Prescott will play 2020 on the franchise tag, only checking in at $31.4 million, ninth in average salary among quarterbacks. That's behind Philadelphia Eagles passer Carson Wentz, who has noted attendance issues, as well as Jared Goff of the Los Angeles Rams.
The Watson extension throws a ton of pressure on the Cowboys to bend on the years front, never mind the money. And the fact Prescott could massively cash in on a second tag if the front office won't play ball doesn't help things from the organization's perspective:
Clearly, the Cowboys didn't need a lot of help from the likes of the Houston Texans; Prescott had plenty of his own leverage going into this season.
Feel free to tack on the Cowboys' track record with quarterbacks. Prescott was a gem of a fourth-round find—the front office actually settled for him in 2016 after a failed attempt to move up in the first round and draft Paxton Lynch. Oh, and they wanted Connor Cook too, missed on him and instead grabbed a defensive end at No. 101 before shrugging their shoulders and taking him at No. 135.
Lynch, by the way, was cut by Pittsburgh the same day of Watson's extension, and Cook was last seen in the now-defunct XFL.
So it's not like the Cowboys can bank on amazing evaluations and decisions to up and replace their current franchise passer. All Prescott has done since joining the team is complete 65.8 percent of his passes with 97 touchdowns against 36 interceptions, never mind the 40-24 record. He's never had a Pro Football Focus grade lower than 72.2.
For those keeping score, Prescott has played in 64 games to Watson's 38. The Texans star has completed 66.8 percent of his passes with 71 touchdowns and 29 interceptions with a 24-13 record, but it's pretty clear which passer has been more consistent for longer.
Fans of advanced metrics won't see many angles to hit Prescott from, either:
To be clear, Prescott has taken on plenty of risk by not settling for what the Cowboys offered too. But he's been workmanlike in never missing a game, and his consistency is there. He's still flanked by elite weapons like Amari Cooper and Ezekiel Elliott, never mind the arrival of 17th overall pick CeeDee Lamb.
And while it might be simple to wave off Prescott as somebody due for a statistical regression, falling short of his 65.1 completion percentage with 4,902 yards and 30 touchdowns against just 11 interceptions from a season ago wouldn't be anything to scoff at. And on paper, a long-awaited coaching overhaul sees quarterback guru Mike McCarthy at the controls of the offense.

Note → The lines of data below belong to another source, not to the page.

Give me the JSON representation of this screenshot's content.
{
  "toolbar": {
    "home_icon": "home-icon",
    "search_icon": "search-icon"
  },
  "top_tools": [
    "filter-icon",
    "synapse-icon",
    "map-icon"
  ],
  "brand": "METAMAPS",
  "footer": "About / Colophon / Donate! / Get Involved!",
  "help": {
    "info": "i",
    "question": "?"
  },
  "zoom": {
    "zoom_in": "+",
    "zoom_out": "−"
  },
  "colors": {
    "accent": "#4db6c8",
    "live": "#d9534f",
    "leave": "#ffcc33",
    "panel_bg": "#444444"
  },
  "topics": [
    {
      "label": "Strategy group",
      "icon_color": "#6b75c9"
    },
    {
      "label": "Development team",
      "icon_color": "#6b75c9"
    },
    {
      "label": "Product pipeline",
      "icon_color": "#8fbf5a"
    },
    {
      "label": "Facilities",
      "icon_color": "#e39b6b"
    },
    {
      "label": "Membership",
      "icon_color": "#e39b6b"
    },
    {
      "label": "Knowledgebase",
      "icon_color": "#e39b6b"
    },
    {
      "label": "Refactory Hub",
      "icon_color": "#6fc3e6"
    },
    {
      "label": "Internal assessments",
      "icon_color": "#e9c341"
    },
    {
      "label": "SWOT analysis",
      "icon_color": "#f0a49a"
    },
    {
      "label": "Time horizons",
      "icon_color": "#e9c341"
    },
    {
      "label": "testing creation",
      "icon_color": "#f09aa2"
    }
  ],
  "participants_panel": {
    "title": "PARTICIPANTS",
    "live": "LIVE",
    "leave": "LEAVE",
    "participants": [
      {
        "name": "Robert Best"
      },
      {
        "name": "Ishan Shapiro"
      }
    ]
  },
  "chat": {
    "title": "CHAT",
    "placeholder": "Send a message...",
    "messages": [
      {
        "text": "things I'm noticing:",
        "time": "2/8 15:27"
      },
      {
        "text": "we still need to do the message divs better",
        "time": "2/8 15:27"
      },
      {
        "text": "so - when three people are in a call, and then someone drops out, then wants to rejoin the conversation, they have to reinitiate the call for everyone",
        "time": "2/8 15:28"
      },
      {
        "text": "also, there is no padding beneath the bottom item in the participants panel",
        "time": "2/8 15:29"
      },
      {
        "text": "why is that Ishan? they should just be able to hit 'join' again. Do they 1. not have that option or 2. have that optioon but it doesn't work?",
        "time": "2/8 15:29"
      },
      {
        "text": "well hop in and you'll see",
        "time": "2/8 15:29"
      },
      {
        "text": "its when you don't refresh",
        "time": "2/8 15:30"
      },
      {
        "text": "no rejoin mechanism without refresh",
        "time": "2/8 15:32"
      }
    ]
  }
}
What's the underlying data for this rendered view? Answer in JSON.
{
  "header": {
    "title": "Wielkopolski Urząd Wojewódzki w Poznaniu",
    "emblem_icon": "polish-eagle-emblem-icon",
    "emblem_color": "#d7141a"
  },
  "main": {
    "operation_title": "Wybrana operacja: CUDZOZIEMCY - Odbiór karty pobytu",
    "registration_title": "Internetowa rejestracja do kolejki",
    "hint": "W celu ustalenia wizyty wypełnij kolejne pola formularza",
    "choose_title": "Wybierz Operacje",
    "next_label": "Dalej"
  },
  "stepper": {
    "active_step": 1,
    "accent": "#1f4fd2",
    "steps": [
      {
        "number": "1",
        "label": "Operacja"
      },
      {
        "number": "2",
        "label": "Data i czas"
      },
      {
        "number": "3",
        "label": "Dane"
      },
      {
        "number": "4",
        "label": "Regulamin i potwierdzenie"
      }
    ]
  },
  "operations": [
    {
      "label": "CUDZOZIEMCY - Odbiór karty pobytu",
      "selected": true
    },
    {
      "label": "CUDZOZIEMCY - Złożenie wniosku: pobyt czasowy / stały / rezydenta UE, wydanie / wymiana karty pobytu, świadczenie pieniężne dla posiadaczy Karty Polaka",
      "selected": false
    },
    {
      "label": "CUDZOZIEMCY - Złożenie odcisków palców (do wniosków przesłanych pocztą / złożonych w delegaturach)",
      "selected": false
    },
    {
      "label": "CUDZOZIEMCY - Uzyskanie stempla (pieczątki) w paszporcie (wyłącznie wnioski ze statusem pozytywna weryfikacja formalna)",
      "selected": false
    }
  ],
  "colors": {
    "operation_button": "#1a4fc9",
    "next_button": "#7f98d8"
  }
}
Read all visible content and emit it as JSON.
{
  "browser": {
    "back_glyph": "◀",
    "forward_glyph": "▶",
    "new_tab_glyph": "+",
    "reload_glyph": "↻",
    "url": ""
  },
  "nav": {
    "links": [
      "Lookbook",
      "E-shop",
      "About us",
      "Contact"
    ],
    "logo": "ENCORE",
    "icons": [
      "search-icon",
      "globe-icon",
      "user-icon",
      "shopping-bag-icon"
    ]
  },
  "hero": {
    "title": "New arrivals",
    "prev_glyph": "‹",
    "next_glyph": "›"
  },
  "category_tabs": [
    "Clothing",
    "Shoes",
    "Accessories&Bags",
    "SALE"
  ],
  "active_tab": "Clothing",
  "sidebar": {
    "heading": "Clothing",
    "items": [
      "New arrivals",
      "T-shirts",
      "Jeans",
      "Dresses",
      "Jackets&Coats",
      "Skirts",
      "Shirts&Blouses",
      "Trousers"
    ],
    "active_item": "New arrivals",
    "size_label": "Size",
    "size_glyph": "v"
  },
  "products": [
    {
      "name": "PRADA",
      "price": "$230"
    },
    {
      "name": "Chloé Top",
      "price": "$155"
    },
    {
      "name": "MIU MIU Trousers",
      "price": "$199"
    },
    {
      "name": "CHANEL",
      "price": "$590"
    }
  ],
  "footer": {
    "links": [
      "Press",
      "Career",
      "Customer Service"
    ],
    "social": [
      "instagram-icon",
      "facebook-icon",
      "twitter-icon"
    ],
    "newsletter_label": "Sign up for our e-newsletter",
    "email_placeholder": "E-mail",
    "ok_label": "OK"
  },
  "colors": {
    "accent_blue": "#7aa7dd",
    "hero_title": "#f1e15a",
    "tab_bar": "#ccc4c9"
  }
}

Again, any numerical regression gets easily counteracted by Dallas' even lucking into Prescott in the first place, never mind that it doesn't mean much if the team's record improves from last year's 8-8 finish.
Call Watson's mega deal the finishing blow for Cowboys leverage. If the team even sniffs a postseason win in 2020 (we're talking about an organization with three of those since 1997), Prescott's got every justifiable reason to leapfrog Watson into the $40 million average range while getting the years he wants on top of that.
In hindsight, it could be problematic the Cowboys didn't get something done before the Texans, especially as they currently sit on roughly $14.2 million in cap space and future cap numbers could be reduced as league revenue takes a hit with fans mostly absent from stands. That, and Prescott has watched the Cowboys hand out big-money extensions to Cooper, Elliott, DeMarcus Lawrence and others in recent years.
Barring a collapse of epic proportions that Prescott hasn't even hinted at to date, Watson's deal just confirms he's been in the right in terms of money on an extension, never mind more than justified in seeking out something shorter than five years. (Remember, five years can turn into multiple tags, carrying him well beyond his age-30 season.)
The Cowboys will have to eat the loss on the wager here, which, to be blunt, is a loss most teams wish they would have to take. Having a franchise quarterback to build around and compete for Super Bowls isn't exactly a common thing in today's NFL.
All Watson's deal has done is put even more pressure on the Cowboys, though it falls into the "good problem to have" category if the front office can get creative in meeting Prescott's demands and locking him down for the long term.